COLOMBO: Sri Lanka's police extended a curfew across two popular coastal resorts Sunday to contain religious riots that left at least 41 people wounded and heightened tensions between Muslims and Buddhists.
At one point elite police commandos were called upon to rescue a deputy minister who had been trying to bring the rioting to an end.
Police said they fired teargas and widened the curfew to Beruwala, a predominantly Muslim area, after initial violence broke out in the neighbouring town of Alutgama, 60 kilometres (37 miles) south of the capital Colombo.
Both areas are popular beach resorts frequented by international tourists, but there were no reports of any foreigners caught up in the violence.
However, local media said at least 41 people were admitted to three hospitals while many more sustained minor injuries during the rioting.
A Muslim deputy minister in President Mahinda Rajapakse's government, Faiser Mustapha, was trapped inside a school along with dozens of Muslims who fled their homes fearing attacks from hardline Buddhist mobs.
Official sources said police commandos were deployed to rescue Mustapha who had been talking to all sides to bring about an end to the unrest.
President Rajapakse, currently visiting Bolivia, said in a statement that he will not allow "anyone to take the law into their own hand".
"An investigation will be held for (the) law to take its course of action to bring to book those responsible for incidents in Alutgama," the President said on Twitter. "I urge all parties concerned to act with restraint."
Shops and homes attacked
Residents said Muslims were leaving their homes and seeking shelter in community centres after several shops and houses were set ablaze by mobs.
"Several Muslim-owned shops have been burnt and (their) homes attacked," a resident in Beruwala told AFP by telephone.
The two groups attacked each other with stones - the latest in a series of religious clashes to hit the island.
A police spokesman said trouble began when a group led by Buddhist monks held a rally in an area where there is a concentration of Muslims, who are a minority in the mainly Buddhist country.
There was no immediate comment from either side.

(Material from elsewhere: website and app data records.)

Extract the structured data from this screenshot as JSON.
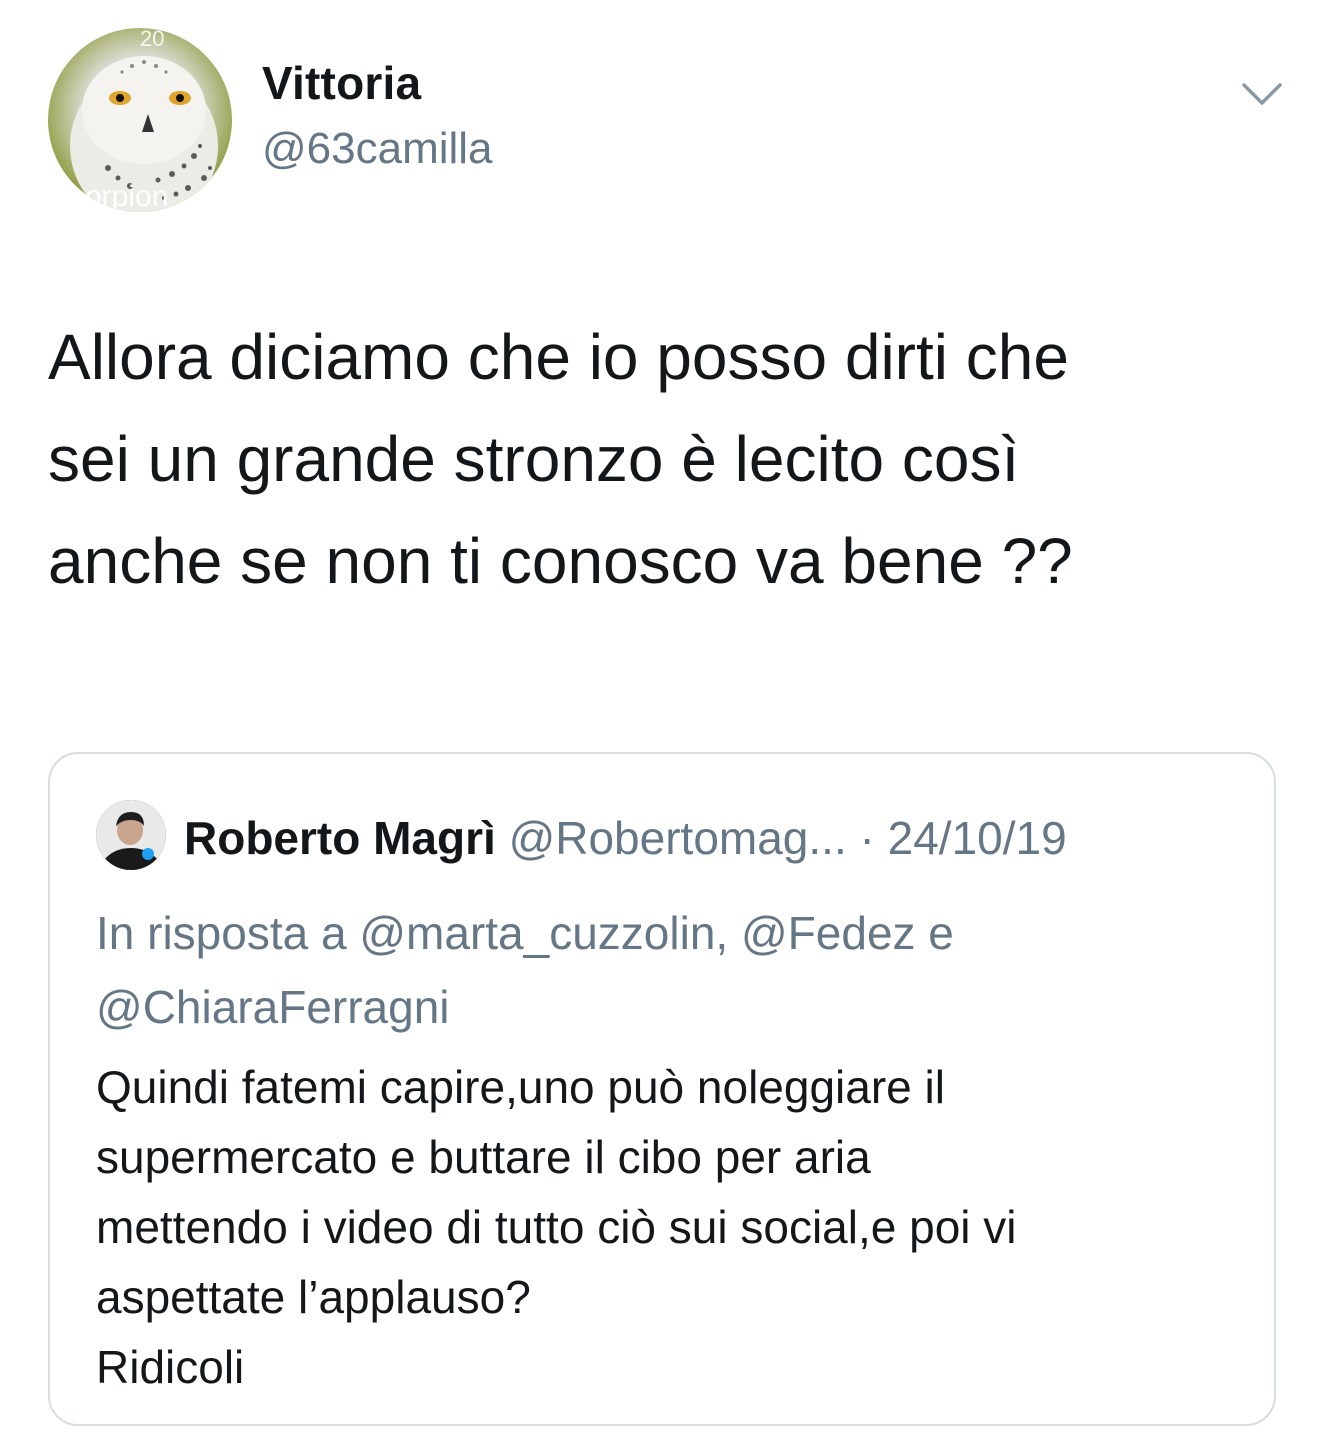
{
  "tweet": {
    "author": {
      "display_name": "Vittoria",
      "handle": "@63camilla",
      "avatar_overlay_text_top": "20",
      "avatar_overlay_text_bottom": "corpion"
    },
    "menu_icon": "chevron-down-icon",
    "text": "Allora diciamo che io posso dirti che\nsei un grande stronzo è lecito così\nanche se non ti conosco va bene ??"
  },
  "quoted_tweet": {
    "author": {
      "display_name": "Roberto Magrì",
      "handle": "@Robertomag...",
      "verified_icon": "verified-badge-icon"
    },
    "separator": " · ",
    "date": "24/10/19",
    "reply_prefix": "In risposta a ",
    "reply_mentions": [
      "@marta_cuzzolin",
      "@Fedez",
      "@ChiaraFerragni"
    ],
    "reply_sep_1": ", ",
    "reply_sep_2": " e ",
    "text": "Quindi fatemi capire,uno può noleggiare il\nsupermercato e buttare il cibo per aria\nmettendo i video di tutto ciò sui social,e poi vi\naspettate l’applauso?\nRidicoli"
  },
  "colors": {
    "text_primary": "#14171a",
    "text_secondary": "#657786",
    "border": "#d6dde3",
    "verified_blue": "#1da1f2"
  }
}
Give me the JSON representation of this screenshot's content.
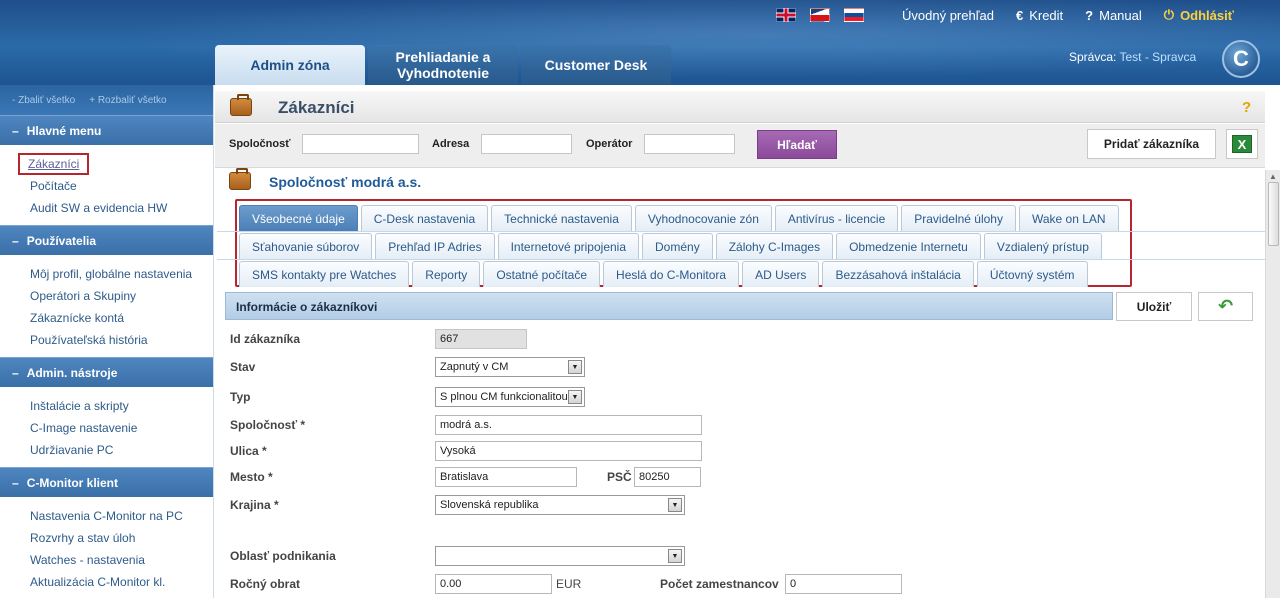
{
  "top_nav": {
    "links": [
      "Úvodný prehľad",
      "Kredit",
      "Manual",
      "Odhlásiť"
    ],
    "icons": [
      "€",
      "?",
      "⏻"
    ]
  },
  "main_tabs": [
    "Admin zóna",
    "Prehliadanie a Vyhodnotenie",
    "Customer Desk"
  ],
  "admin": {
    "label": "Správca:",
    "name": "Test - Spravca"
  },
  "sidebar": {
    "collapse_all": "- Zbaliť všetko",
    "expand_all": "+ Rozbaliť všetko",
    "sections": [
      {
        "title": "Hlavné menu",
        "items": [
          "Zákazníci",
          "Počítače",
          "Audit SW a evidencia HW"
        ]
      },
      {
        "title": "Používatelia",
        "items": [
          "Môj profil, globálne nastavenia",
          "Operátori a Skupiny",
          "Zákaznícke kontá",
          "Používateľská história"
        ]
      },
      {
        "title": "Admin. nástroje",
        "items": [
          "Inštalácie a skripty",
          "C-Image nastavenie",
          "Udržiavanie PC"
        ]
      },
      {
        "title": "C-Monitor klient",
        "items": [
          "Nastavenia C-Monitor na PC",
          "Rozvrhy a stav úloh",
          "Watches - nastavenia",
          "Aktualizácia C-Monitor kl."
        ]
      }
    ]
  },
  "page": {
    "title": "Zákazníci",
    "help": "?"
  },
  "filters": {
    "company_label": "Spoločnosť",
    "address_label": "Adresa",
    "operator_label": "Operátor",
    "search_label": "Hľadať",
    "add_label": "Pridať zákazníka"
  },
  "company": {
    "name": "Spoločnosť modrá a.s."
  },
  "sub_tabs": {
    "row1": [
      "Všeobecné údaje",
      "C-Desk nastavenia",
      "Technické nastavenia",
      "Vyhodnocovanie zón",
      "Antivírus - licencie",
      "Pravidelné úlohy",
      "Wake on LAN"
    ],
    "row2": [
      "Sťahovanie súborov",
      "Prehľad IP Adries",
      "Internetové pripojenia",
      "Domény",
      "Zálohy C-Images",
      "Obmedzenie Internetu",
      "Vzdialený prístup"
    ],
    "row3": [
      "SMS kontakty pre Watches",
      "Reporty",
      "Ostatné počítače",
      "Heslá do C-Monitora",
      "AD Users",
      "Bezzásahová inštalácia",
      "Účtovný systém"
    ]
  },
  "info": {
    "header": "Informácie o zákazníkovi",
    "save_label": "Uložiť"
  },
  "form": {
    "id_label": "Id zákazníka",
    "id_value": "667",
    "state_label": "Stav",
    "state_value": "Zapnutý v CM",
    "type_label": "Typ",
    "type_value": "S plnou CM funkcionalitou",
    "company_label": "Spoločnosť *",
    "company_value": "modrá a.s.",
    "street_label": "Ulica *",
    "street_value": "Vysoká",
    "city_label": "Mesto *",
    "city_value": "Bratislava",
    "zip_label": "PSČ *",
    "zip_value": "80250",
    "country_label": "Krajina *",
    "country_value": "Slovenská republika",
    "business_label": "Oblasť podnikania",
    "business_value": "",
    "turnover_label": "Ročný obrat",
    "turnover_value": "0.00",
    "currency": "EUR",
    "employees_label": "Počet zamestnancov",
    "employees_value": "0"
  }
}
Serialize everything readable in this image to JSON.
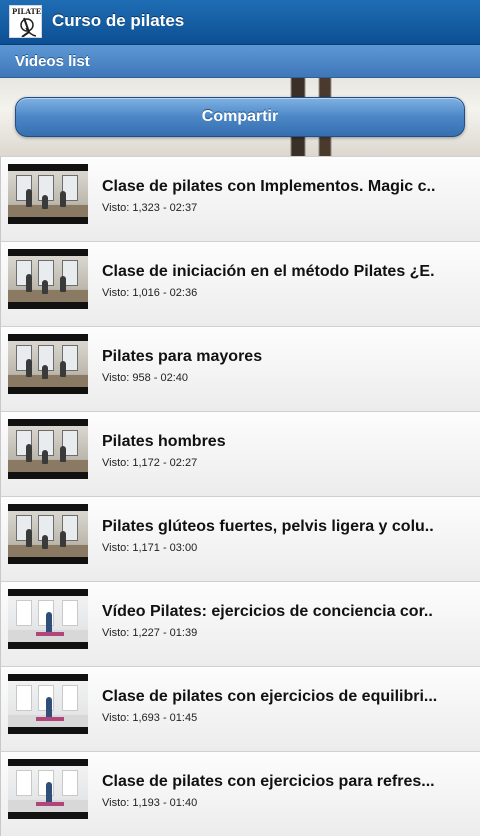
{
  "app": {
    "title": "Curso de pilates",
    "logo_text": "PILATES"
  },
  "subbar": {
    "label": "Videos list"
  },
  "share": {
    "label": "Compartir"
  },
  "videos": [
    {
      "title": "Clase de pilates con Implementos. Magic c..",
      "meta": "Visto: 1,323 - 02:37",
      "thumb_style": "studio-dark"
    },
    {
      "title": "Clase de iniciación en el método Pilates ¿E.",
      "meta": "Visto: 1,016 - 02:36",
      "thumb_style": "studio-dark"
    },
    {
      "title": "Pilates para mayores",
      "meta": "Visto: 958 - 02:40",
      "thumb_style": "studio-dark"
    },
    {
      "title": "Pilates hombres",
      "meta": "Visto: 1,172 - 02:27",
      "thumb_style": "studio-dark"
    },
    {
      "title": "Pilates glúteos fuertes, pelvis ligera y colu..",
      "meta": "Visto: 1,171 - 03:00",
      "thumb_style": "studio-dark"
    },
    {
      "title": "Vídeo Pilates: ejercicios de conciencia cor..",
      "meta": "Visto: 1,227 - 01:39",
      "thumb_style": "studio-light"
    },
    {
      "title": "Clase de pilates con ejercicios de equilibri...",
      "meta": "Visto: 1,693 - 01:45",
      "thumb_style": "studio-light"
    },
    {
      "title": "Clase de pilates con ejercicios para refres...",
      "meta": "Visto: 1,193 - 01:40",
      "thumb_style": "studio-light"
    }
  ],
  "colors": {
    "titlebar": "#1a63a8",
    "subbar": "#4f8ac8",
    "button": "#4b86c6"
  }
}
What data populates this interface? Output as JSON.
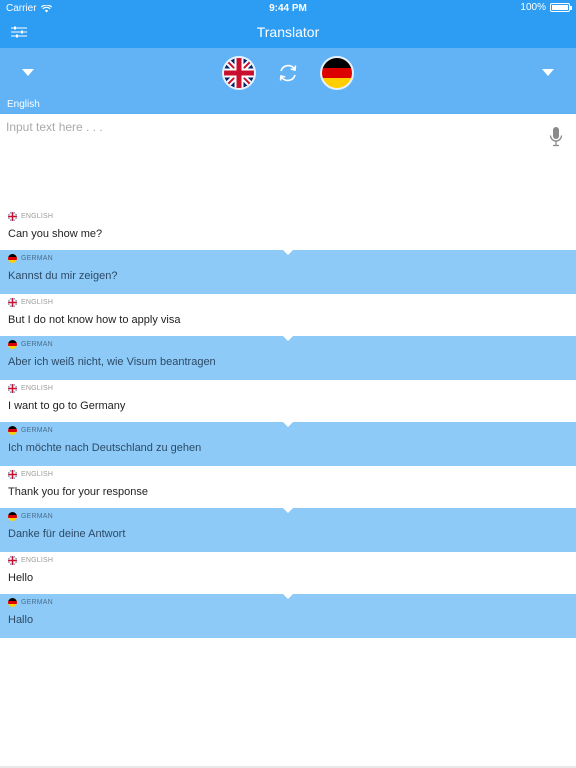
{
  "status_bar": {
    "carrier": "Carrier",
    "time": "9:44 PM",
    "battery": "100%"
  },
  "nav": {
    "title": "Translator",
    "menu_icon": "sliders-icon"
  },
  "language_bar": {
    "source_language": "English",
    "source_flag": "uk-flag-icon",
    "target_flag": "germany-flag-icon",
    "swap_icon": "swap-arrows-icon"
  },
  "input": {
    "placeholder": "Input text here . . .",
    "value": "",
    "mic_icon": "microphone-icon"
  },
  "colors": {
    "primary": "#2d9cf3",
    "language_bar": "#61b3f6",
    "translation_row": "#8ecaf7"
  },
  "conversation": [
    {
      "source_tag": "ENGLISH",
      "source_text": "Can you show me?",
      "target_tag": "GERMAN",
      "target_text": "Kannst du mir zeigen?"
    },
    {
      "source_tag": "ENGLISH",
      "source_text": "But I do not know how to apply visa",
      "target_tag": "GERMAN",
      "target_text": "Aber ich weiß nicht, wie Visum beantragen"
    },
    {
      "source_tag": "ENGLISH",
      "source_text": "I want to go to Germany",
      "target_tag": "GERMAN",
      "target_text": "Ich möchte nach Deutschland zu gehen"
    },
    {
      "source_tag": "ENGLISH",
      "source_text": "Thank you for your response",
      "target_tag": "GERMAN",
      "target_text": "Danke für deine Antwort"
    },
    {
      "source_tag": "ENGLISH",
      "source_text": "Hello",
      "target_tag": "GERMAN",
      "target_text": "Hallo"
    }
  ]
}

"The curfew was declared to bring the situation under control," a police officer in the area told reporters. "The curfew was extended to a neighbouring area to prevent an escalation of clashes."
There were no reports of arrests.
The latest unrest came weeks after Muslim legislators asked President Rajapakse to protect their minority community from "Buddhist extremist elements" blamed for a recent spate of hate attacks.
Muslims make up about 10 percent of Sri Lanka's 20 million population.
Nationalist Buddhist groups have in turn accused religious minorities of wielding undue political and economic influence on the island.
Videos posted on YouTube have shown mobs led by Buddhist monks throwing stones and smashing a Christian prayer centre in southern Sri Lanka in January this year and attacking mosques while police looked on.
Senior Buddhist monks have also been caught on video threatening violence against their moderate colleagues who advocate tolerance.
Rajapakse, who is a Buddhist, warned monks in January last year not to incite religious violence. -AFP